After creating a Windows VM on Google Cloud, users can use the Cloud Console or IAP Desktop to request login credentials. But what are the risks of letting users generate credentials, and is there a way to prevent them from doing so?
When you authenticate a user by using OpenID Connect and request the email scope, most identity providers add two additional claims to the ID Token, email and email_verified. The email claim does not need much explanation – but what about email_verified, what does this claim indicate and how does Google populate it?
When you create a VM instance on Google Cloud, you can optionally specify instance metadata. Instance metadata is a list of key/value pairs and the most common use case for using metadata is passing a startup or shutdown script to a VM. But startup and shutdown scripts are not the only platform features that rely on metadata.
One of the less well known features of Google Cloud Shell is that it has PowerShell preinstalled. All it takes to convert your Cloud Shell session into a PowerShell session is to run a single command.
In the last post, we looked at the risks of using local port forwarding and how it’s difficult to protect TCP tunnels in a multi-user environment. In this post, we take a look at how IAP Desktop protects its tunnels.
In a company’s journey to the cloud, one of the topics that is important to sort out early is identity management.
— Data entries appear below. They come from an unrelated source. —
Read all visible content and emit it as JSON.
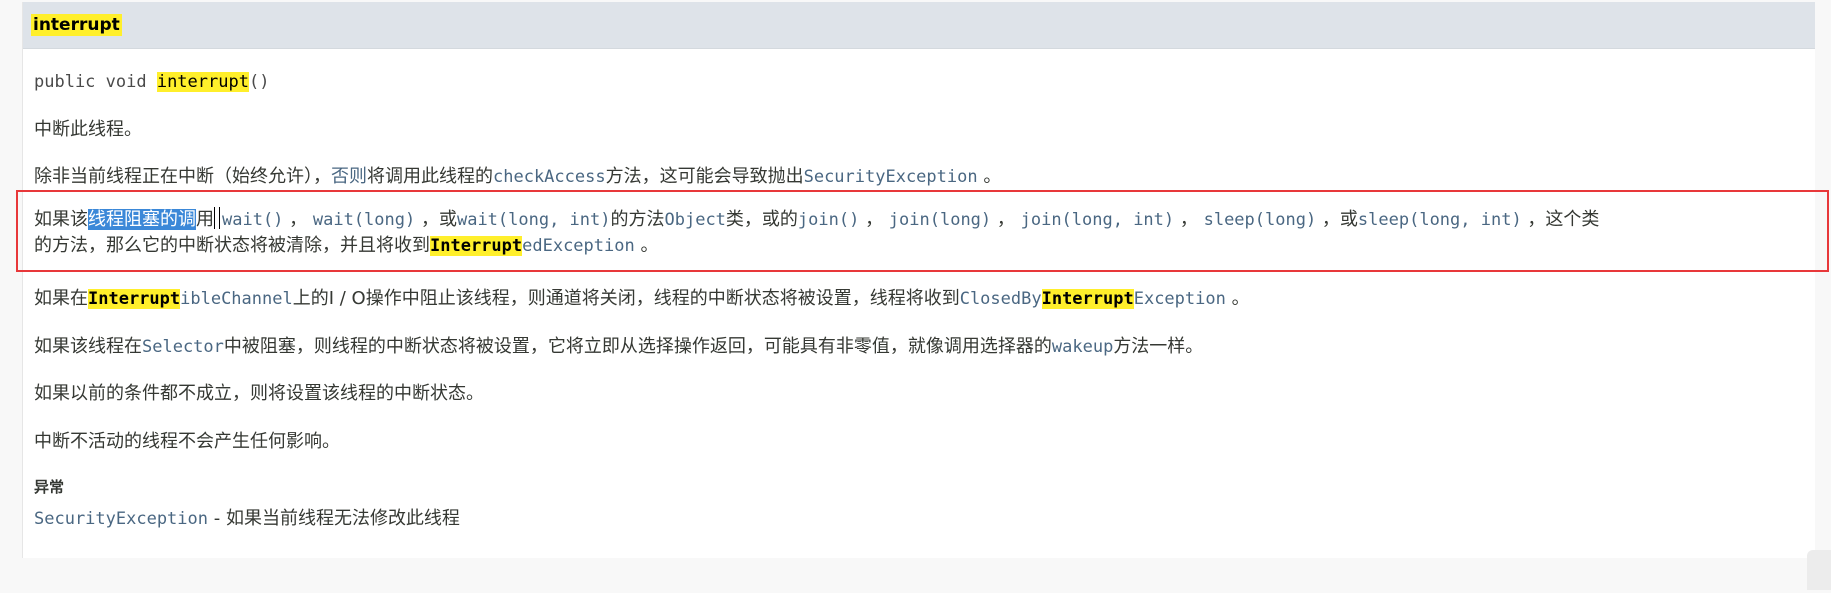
{
  "header": {
    "title": "interrupt"
  },
  "signature": {
    "prefix": "public void ",
    "method": "interrupt",
    "suffix": "()"
  },
  "p1": "中断此线程。",
  "p2": {
    "a": "除非当前线程正在中断（始终允许），",
    "b": "否则",
    "c": "将调用此线程的",
    "d": "checkAccess",
    "e": "方法，这可能会导致抛出",
    "f": "SecurityException",
    "g": " 。"
  },
  "p3": {
    "a": "如果该",
    "selected": "线程阻塞的调",
    "b": "用",
    "c": "wait()",
    "d": " ， ",
    "e": "wait(long)",
    "f": " ，或",
    "g": "wait(long, int)",
    "h": "的方法",
    "i": "Object",
    "j": "类，或的",
    "k": "join()",
    "l": " ， ",
    "m": "join(long)",
    "n": " ， ",
    "o": "join(long, int)",
    "p": " ， ",
    "q": "sleep(long)",
    "r": " ，或",
    "s": "sleep(long, int)",
    "t": " ，这个类",
    "u": "的方法，那么它的中断状态将被清除，并且将收到",
    "v": "Interrupt",
    "w": "edException",
    "x": " 。"
  },
  "p4": {
    "a": "如果在",
    "b": "Interrupt",
    "c": "ibleChannel",
    "d": "上的I / O操作中阻止该线程，则通道将关闭，线程的中断状态将被设置，线程将收到",
    "e": "ClosedBy",
    "f": "Interrupt",
    "g": "Exception",
    "h": " 。"
  },
  "p5": {
    "a": "如果该线程在",
    "b": "Selector",
    "c": "中被阻塞，则线程的中断状态将被设置，它将立即从选择操作返回，可能具有非零值，就像调用选择器的",
    "d": "wakeup",
    "e": "方法一样。"
  },
  "p6": "如果以前的条件都不成立，则将设置该线程的中断状态。",
  "p7": "中断不活动的线程不会产生任何影响。",
  "exceptions": {
    "heading": "异常",
    "name": "SecurityException",
    "desc": " - 如果当前线程无法修改此线程"
  }
}
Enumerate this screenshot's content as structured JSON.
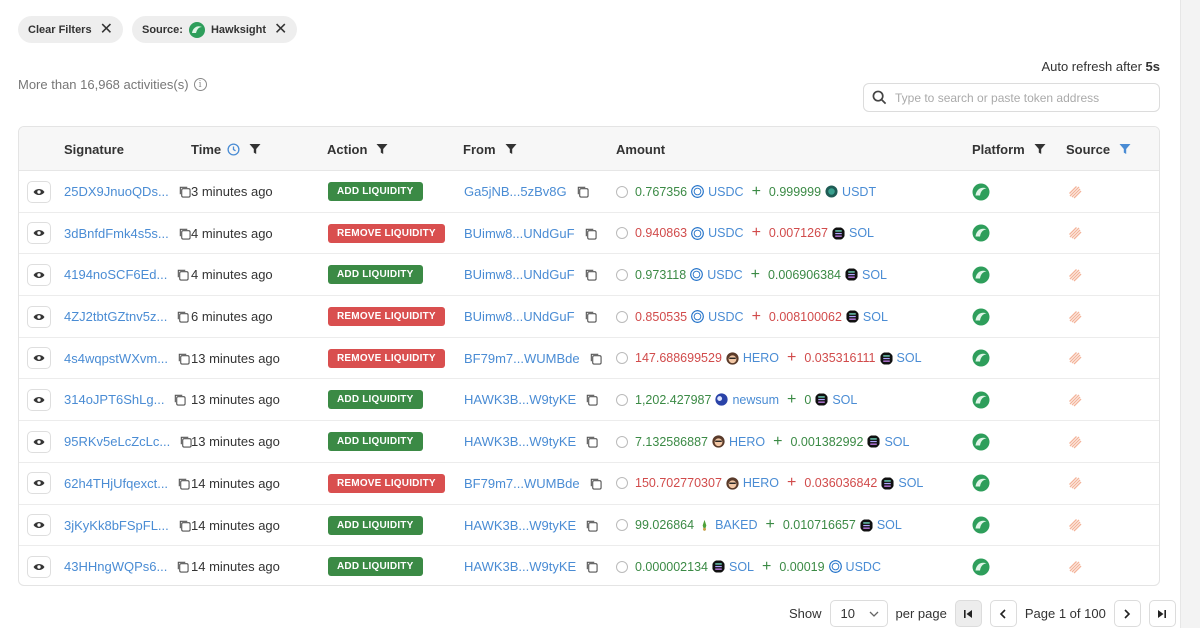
{
  "filters": {
    "clear_label": "Clear Filters",
    "source_prefix": "Source:",
    "source_value": "Hawksight"
  },
  "auto_refresh": {
    "label": "Auto refresh after",
    "value": "5s"
  },
  "activities_count": "More than 16,968 activities(s)",
  "search": {
    "placeholder": "Type to search or paste token address",
    "value": ""
  },
  "columns": {
    "signature": "Signature",
    "time": "Time",
    "action": "Action",
    "from": "From",
    "amount": "Amount",
    "platform": "Platform",
    "source": "Source"
  },
  "colors": {
    "add": "#3b8a45",
    "remove": "#d94f4f",
    "link": "#4a8cd4",
    "platform_green": "#2e9e5b",
    "source_peach": "#f3b39a"
  },
  "rows": [
    {
      "signature": "25DX9JnuoQDs...",
      "time": "3 minutes ago",
      "action": "ADD LIQUIDITY",
      "action_type": "add",
      "from": "Ga5jNB...5zBv8G",
      "amount1": "0.767356",
      "token1": "USDC",
      "token1_icon": "usdc-icon",
      "amount2": "0.999999",
      "token2": "USDT",
      "token2_icon": "usdt-icon"
    },
    {
      "signature": "3dBnfdFmk4s5s...",
      "time": "4 minutes ago",
      "action": "REMOVE LIQUIDITY",
      "action_type": "remove",
      "from": "BUimw8...UNdGuF",
      "amount1": "0.940863",
      "token1": "USDC",
      "token1_icon": "usdc-icon",
      "amount2": "0.0071267",
      "token2": "SOL",
      "token2_icon": "sol-icon"
    },
    {
      "signature": "4194noSCF6Ed...",
      "time": "4 minutes ago",
      "action": "ADD LIQUIDITY",
      "action_type": "add",
      "from": "BUimw8...UNdGuF",
      "amount1": "0.973118",
      "token1": "USDC",
      "token1_icon": "usdc-icon",
      "amount2": "0.006906384",
      "token2": "SOL",
      "token2_icon": "sol-icon"
    },
    {
      "signature": "4ZJ2tbtGZtnv5z...",
      "time": "6 minutes ago",
      "action": "REMOVE LIQUIDITY",
      "action_type": "remove",
      "from": "BUimw8...UNdGuF",
      "amount1": "0.850535",
      "token1": "USDC",
      "token1_icon": "usdc-icon",
      "amount2": "0.008100062",
      "token2": "SOL",
      "token2_icon": "sol-icon"
    },
    {
      "signature": "4s4wqpstWXvm...",
      "time": "13 minutes ago",
      "action": "REMOVE LIQUIDITY",
      "action_type": "remove",
      "from": "BF79m7...WUMBde",
      "amount1": "147.688699529",
      "token1": "HERO",
      "token1_icon": "hero-icon",
      "amount2": "0.035316111",
      "token2": "SOL",
      "token2_icon": "sol-icon"
    },
    {
      "signature": "314oJPT6ShLg...",
      "time": "13 minutes ago",
      "action": "ADD LIQUIDITY",
      "action_type": "add",
      "from": "HAWK3B...W9tyKE",
      "amount1": "1,202.427987",
      "token1": "newsum",
      "token1_icon": "newsum-icon",
      "amount2": "0",
      "token2": "SOL",
      "token2_icon": "sol-icon"
    },
    {
      "signature": "95RKv5eLcZcLc...",
      "time": "13 minutes ago",
      "action": "ADD LIQUIDITY",
      "action_type": "add",
      "from": "HAWK3B...W9tyKE",
      "amount1": "7.132586887",
      "token1": "HERO",
      "token1_icon": "hero-icon",
      "amount2": "0.001382992",
      "token2": "SOL",
      "token2_icon": "sol-icon"
    },
    {
      "signature": "62h4THjUfqexct...",
      "time": "14 minutes ago",
      "action": "REMOVE LIQUIDITY",
      "action_type": "remove",
      "from": "BF79m7...WUMBde",
      "amount1": "150.702770307",
      "token1": "HERO",
      "token1_icon": "hero-icon",
      "amount2": "0.036036842",
      "token2": "SOL",
      "token2_icon": "sol-icon"
    },
    {
      "signature": "3jKyKk8bFSpFL...",
      "time": "14 minutes ago",
      "action": "ADD LIQUIDITY",
      "action_type": "add",
      "from": "HAWK3B...W9tyKE",
      "amount1": "99.026864",
      "token1": "BAKED",
      "token1_icon": "baked-icon",
      "amount2": "0.010716657",
      "token2": "SOL",
      "token2_icon": "sol-icon"
    },
    {
      "signature": "43HHngWQPs6...",
      "time": "14 minutes ago",
      "action": "ADD LIQUIDITY",
      "action_type": "add",
      "from": "HAWK3B...W9tyKE",
      "amount1": "0.000002134",
      "token1": "SOL",
      "token1_icon": "sol-icon",
      "amount2": "0.00019",
      "token2": "USDC",
      "token2_icon": "usdc-icon"
    }
  ],
  "pagination": {
    "show_label": "Show",
    "page_size": "10",
    "per_page_label": "per page",
    "page_info": "Page 1 of 100"
  }
}
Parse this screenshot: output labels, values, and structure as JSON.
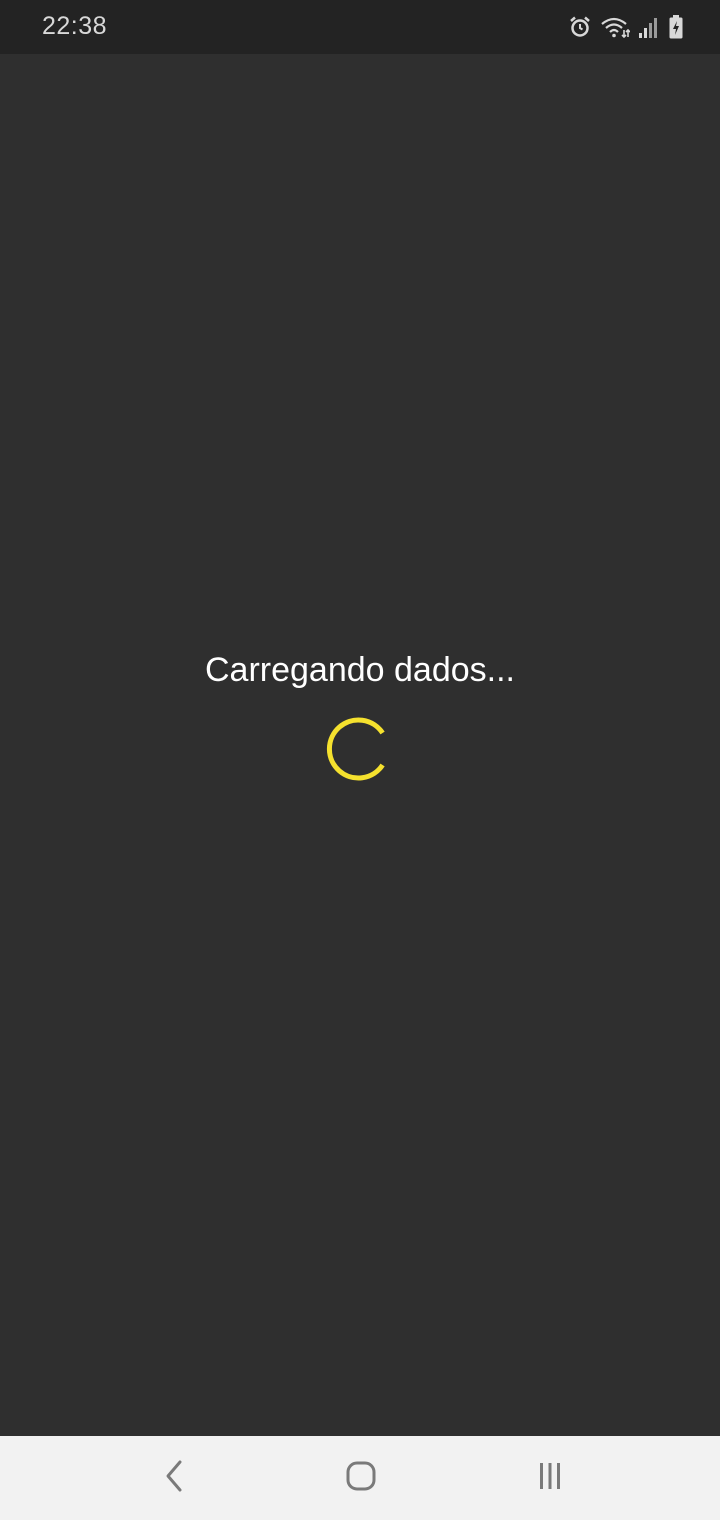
{
  "status_bar": {
    "time": "22:38",
    "icons": [
      "alarm-icon",
      "wifi-icon",
      "signal-icon",
      "battery-charging-icon"
    ]
  },
  "main": {
    "loading_text": "Carregando dados...",
    "spinner_color": "#f5e12e"
  },
  "nav_bar": {
    "buttons": [
      "back-icon",
      "home-icon",
      "recents-icon"
    ]
  },
  "colors": {
    "background": "#2f2f2f",
    "status_bar": "#232323",
    "nav_bar": "#f2f2f2",
    "accent": "#f5e12e"
  }
}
To do anything meaningful with Google Cloud, employees need to be able to sign in to the Cloud Console – but manually creating user accounts for each employee is rarely a good idea.
Azure DevOps has come a long way since its humble beginnings as Visual Studio Team System. Especially its CI/CD component, Azure Pipelines, has made some major leaps over the past years and is now actually quite nice to use.
gcloud manages two sets of credentials, your personal credentials and application default credentials. Having two separate credentials might seem redundant and can cause surprises the first time you use one of the Google Cloud client libraries. But the two credentials serve different purposes.
Google APIs use OAuth 2.0 for authentication and authorization. To call an API, you first have to obtain an access token for the right scope and then pass it to the respective API by using the Authorization HTTP header.
But the trouble with access tokens is that they are short-lived, and you somehow have to deal with expiring tokens…
A bit over 12 years ago I started this blog to write about Windows development. Back then,
I spent the majority of both my free time and time at work developing Win32 and COM-based software
and I was just starting to tip my toes into Kernel-mode development.
Things got quiet after 2010 when I changed careers and begun working as a consultant.
My focus shifted from Windows development to architecting scalable systems and later led
me to entirely different topics such as leading development teams and optimizing the software development lifecycle.
Although I never stopped doing Windows development, it got less over time – and I had less to write about
on this blog.
Now it is about time to get more active again on this blog. And as a first step,
I moved this blog to a new home.
Quite obviously, Google does not always get it right either. Ever when I try to see my Google Calendar (using Opera), I am requested to login. So I enter my credentials, am redirected a couple of times and – are broght to the login page again. Logging in again does not help, I have by then entered an infinite loop. Thankfully, I can escape this loop by jumping to the original calendar URL again – now Google recognizes that I have already logged in and shows me my calendar.